▽

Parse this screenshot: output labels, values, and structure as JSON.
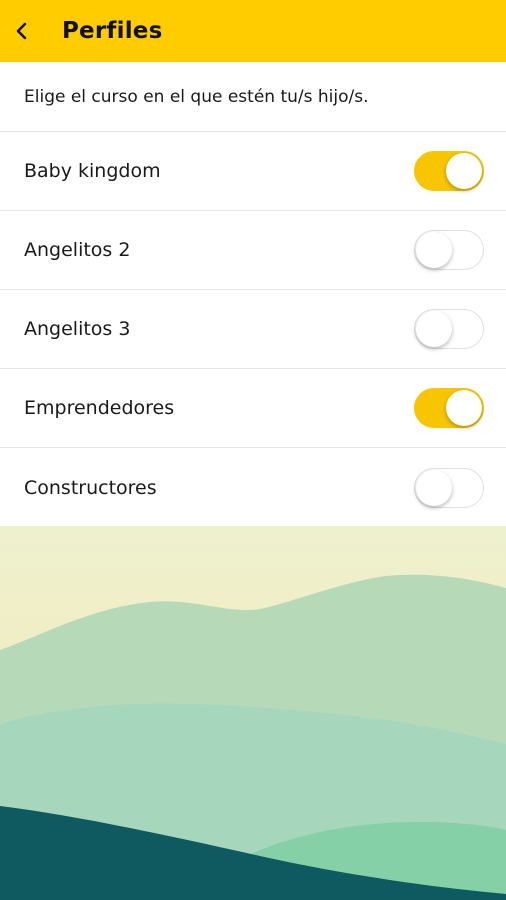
{
  "header": {
    "title": "Perfiles"
  },
  "intro": {
    "text": "Elige el curso en el que estén tu/s hijo/s."
  },
  "profiles": [
    {
      "label": "Baby kingdom",
      "enabled": true
    },
    {
      "label": "Angelitos 2",
      "enabled": false
    },
    {
      "label": "Angelitos 3",
      "enabled": false
    },
    {
      "label": "Emprendedores",
      "enabled": true
    },
    {
      "label": "Constructores",
      "enabled": false
    }
  ],
  "colors": {
    "app_bar": "#FFCC00",
    "toggle_on": "#F7C600",
    "toggle_off": "#FFFFFF",
    "sky_top": "#EEF1CF",
    "sky_bottom": "#F6E7AE",
    "hill_far": "#B6DAB8",
    "hill_mid": "#A6D6BB",
    "hill_near": "#85D0A6",
    "ground_dark": "#0F5A60"
  },
  "icons": {
    "back": "chevron-left-icon"
  }
}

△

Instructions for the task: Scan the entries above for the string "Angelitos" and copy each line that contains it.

Reply:
      "label": "Angelitos 2",
      "label": "Angelitos 3",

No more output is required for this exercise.